– NK: You say, “Business is next to love. It is the creator and preserver of civilization.” Can you please start by telling us, how and where do you find the relation between business and love. Both, spiritually and practically?
– NK: Innocence, resilience & empathy is the foundation of your journey. How do you reconcile the hard capitalist mentality of business and empowering rural India and Indian women especially?
– KC: Can you share a macro picture of textiles in India w.r.t world standards?
– KC: How has your definition of design evolved when you look at India and the outside world?
– NK: How would you define the creativity of artisans in India? What does Art mean to you? How has your definition of creativity changed over time?
– NK: Given the inequality, can you share briefly the process of how you architected this bottom of the pyramid?
– KC: Indian’s are famous for their intricate work, which, because of the colonial rule and industrialization was lost. How come it still exists? You said it takes about 4 to 6 months for one weaver to make a hand made rug. Can you tell me more about this?
– KC: Can you talk a little about “aas-pass”? This is where they derive inspiration from.
– KC: Can you tell us the story behind Manchaha project? How and why did it emerge? What is the biggest learning from Manchaha project w.r.t ego battles of designers?
– NK: What is the long term future of Jaipur Rugs and overall artisans in India? Not just with Atmanirbhar Bharat but as a whole.
As a tradition that began over 2500 years ago, India remains one of the world’s largest exporters of handmade carpets. In fact, I recently read somewhere about why Mahatma Gandhi decided to use Charkha as a symbol of independence. Because the Britishers invaded India for our textile capabilities, quality, and overall output. Gandhiji wanted to symbolize the freedom movement through one of the attributes of textiles – Charkha – But that’s a story for some other time.
For ages, until 1978, exports have often been exploited by middlemen, and – artisans were undervalued, most weavers stayed at the bottom of the pyramid with very meager income levels.
Nand Kishore Chaudhary recognized this inequality in the weaving market and created the company, Jaipur Rugs which offered employment opportunities in remote areas of India. Starting with only two looms, he was able to connect people and now has built a network of over 40,000 artisans spread over five Indian states, 80 percent of whom are women.
His daughter, Kavita Chaudhary steers the design and brand philosophy at Jaipur Rugs. Before joining the family business, she refined her aptitude for design by working with design houses in Chicago and New York.

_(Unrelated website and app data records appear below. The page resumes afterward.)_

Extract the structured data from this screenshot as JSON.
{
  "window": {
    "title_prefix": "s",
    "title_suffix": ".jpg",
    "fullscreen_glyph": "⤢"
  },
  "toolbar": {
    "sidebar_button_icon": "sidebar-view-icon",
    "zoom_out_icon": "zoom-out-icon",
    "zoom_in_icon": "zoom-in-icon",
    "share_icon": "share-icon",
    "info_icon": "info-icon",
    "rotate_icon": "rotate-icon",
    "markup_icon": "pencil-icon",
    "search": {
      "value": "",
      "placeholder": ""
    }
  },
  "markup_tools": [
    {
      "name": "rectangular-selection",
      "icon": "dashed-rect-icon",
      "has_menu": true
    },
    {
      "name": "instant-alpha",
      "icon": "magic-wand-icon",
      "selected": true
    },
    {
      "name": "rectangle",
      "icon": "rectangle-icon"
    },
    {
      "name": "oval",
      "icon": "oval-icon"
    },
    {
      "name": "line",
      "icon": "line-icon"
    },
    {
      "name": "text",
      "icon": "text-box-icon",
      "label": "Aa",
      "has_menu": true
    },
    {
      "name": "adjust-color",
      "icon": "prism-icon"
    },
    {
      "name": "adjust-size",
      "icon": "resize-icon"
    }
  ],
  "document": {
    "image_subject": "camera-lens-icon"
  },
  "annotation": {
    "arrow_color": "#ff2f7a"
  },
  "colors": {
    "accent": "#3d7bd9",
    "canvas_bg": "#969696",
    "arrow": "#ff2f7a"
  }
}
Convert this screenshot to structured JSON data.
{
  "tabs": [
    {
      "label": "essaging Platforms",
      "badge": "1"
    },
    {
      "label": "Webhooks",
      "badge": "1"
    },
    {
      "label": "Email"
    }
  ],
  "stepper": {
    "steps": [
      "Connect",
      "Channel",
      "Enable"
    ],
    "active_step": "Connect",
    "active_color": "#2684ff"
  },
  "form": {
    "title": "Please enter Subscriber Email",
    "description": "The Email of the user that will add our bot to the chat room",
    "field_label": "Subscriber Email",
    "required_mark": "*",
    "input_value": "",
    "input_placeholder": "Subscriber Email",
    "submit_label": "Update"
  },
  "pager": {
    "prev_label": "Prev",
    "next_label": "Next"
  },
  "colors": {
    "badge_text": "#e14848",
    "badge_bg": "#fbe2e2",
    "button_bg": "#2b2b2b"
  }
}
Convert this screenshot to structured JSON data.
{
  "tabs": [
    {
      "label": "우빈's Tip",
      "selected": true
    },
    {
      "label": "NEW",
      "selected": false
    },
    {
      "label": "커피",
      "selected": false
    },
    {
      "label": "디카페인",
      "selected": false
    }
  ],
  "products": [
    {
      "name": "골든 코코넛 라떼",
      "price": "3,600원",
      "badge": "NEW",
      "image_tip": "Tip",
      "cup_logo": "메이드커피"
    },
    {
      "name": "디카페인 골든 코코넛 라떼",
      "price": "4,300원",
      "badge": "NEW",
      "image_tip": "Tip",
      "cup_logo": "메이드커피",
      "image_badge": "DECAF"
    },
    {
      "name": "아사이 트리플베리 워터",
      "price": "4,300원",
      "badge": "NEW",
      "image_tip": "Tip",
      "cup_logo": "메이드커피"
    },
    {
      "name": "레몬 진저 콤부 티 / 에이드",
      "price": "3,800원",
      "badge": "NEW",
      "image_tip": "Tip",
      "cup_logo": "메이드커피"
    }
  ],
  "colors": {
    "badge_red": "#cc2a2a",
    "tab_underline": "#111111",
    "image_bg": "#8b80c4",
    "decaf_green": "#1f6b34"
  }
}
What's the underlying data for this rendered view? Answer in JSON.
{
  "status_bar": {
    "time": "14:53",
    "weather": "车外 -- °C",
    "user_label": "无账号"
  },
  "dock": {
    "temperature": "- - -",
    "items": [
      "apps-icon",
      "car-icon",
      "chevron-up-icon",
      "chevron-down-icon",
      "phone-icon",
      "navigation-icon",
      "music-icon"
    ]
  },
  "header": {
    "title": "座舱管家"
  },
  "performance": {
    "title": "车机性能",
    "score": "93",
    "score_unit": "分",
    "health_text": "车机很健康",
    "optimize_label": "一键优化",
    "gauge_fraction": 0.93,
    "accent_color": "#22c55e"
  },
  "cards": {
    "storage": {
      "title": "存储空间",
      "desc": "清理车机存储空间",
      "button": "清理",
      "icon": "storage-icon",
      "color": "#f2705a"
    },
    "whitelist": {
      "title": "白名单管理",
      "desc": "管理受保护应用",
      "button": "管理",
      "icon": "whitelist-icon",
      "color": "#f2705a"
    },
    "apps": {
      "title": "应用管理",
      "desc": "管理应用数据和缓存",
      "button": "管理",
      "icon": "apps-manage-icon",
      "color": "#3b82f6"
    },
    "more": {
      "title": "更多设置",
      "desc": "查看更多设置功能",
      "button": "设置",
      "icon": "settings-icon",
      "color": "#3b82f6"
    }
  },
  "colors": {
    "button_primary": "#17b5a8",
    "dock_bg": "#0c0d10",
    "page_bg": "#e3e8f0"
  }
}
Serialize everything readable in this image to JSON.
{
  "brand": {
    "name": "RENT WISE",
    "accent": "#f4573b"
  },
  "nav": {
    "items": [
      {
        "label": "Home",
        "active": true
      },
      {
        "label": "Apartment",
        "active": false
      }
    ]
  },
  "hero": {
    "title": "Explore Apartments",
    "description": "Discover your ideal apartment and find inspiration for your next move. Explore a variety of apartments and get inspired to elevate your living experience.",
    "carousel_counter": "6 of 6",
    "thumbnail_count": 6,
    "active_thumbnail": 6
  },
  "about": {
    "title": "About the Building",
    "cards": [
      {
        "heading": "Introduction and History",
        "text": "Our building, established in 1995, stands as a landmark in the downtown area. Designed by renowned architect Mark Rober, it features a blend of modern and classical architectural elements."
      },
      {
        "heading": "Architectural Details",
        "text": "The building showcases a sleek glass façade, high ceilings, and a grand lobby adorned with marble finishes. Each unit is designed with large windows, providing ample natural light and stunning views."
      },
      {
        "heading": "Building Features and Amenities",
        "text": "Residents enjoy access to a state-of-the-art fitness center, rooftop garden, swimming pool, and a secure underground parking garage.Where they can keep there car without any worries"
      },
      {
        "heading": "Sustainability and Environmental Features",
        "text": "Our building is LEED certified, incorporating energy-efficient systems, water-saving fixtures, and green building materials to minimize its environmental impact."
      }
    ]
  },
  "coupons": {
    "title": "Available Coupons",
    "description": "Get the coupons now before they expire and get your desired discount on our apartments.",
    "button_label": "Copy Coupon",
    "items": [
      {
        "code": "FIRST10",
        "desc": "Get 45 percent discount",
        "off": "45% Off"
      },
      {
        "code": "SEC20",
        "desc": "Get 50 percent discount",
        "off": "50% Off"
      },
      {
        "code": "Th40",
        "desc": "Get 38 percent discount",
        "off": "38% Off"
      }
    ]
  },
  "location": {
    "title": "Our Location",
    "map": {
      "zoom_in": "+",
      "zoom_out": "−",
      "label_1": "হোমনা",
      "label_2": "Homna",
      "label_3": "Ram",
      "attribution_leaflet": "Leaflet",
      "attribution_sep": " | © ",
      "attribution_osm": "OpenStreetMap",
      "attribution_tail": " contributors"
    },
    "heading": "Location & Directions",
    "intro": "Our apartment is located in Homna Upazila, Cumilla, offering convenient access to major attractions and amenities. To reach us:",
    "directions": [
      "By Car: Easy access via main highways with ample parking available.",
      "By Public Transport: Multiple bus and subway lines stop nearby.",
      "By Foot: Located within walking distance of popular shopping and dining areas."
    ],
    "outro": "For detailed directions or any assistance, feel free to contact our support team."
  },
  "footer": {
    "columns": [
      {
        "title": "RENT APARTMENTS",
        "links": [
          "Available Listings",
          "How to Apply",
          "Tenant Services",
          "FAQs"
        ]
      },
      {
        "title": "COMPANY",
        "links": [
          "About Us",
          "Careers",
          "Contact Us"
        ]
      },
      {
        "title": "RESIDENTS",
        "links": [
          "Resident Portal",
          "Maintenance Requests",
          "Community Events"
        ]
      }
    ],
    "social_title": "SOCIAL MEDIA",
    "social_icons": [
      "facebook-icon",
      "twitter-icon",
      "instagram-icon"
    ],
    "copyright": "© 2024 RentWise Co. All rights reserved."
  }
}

Today we are here to understand the broad landscape of textile design in India at the backdrop of Jaipur Rugs, real design sensibilities of India, and a short but beautiful case study called Manchaha.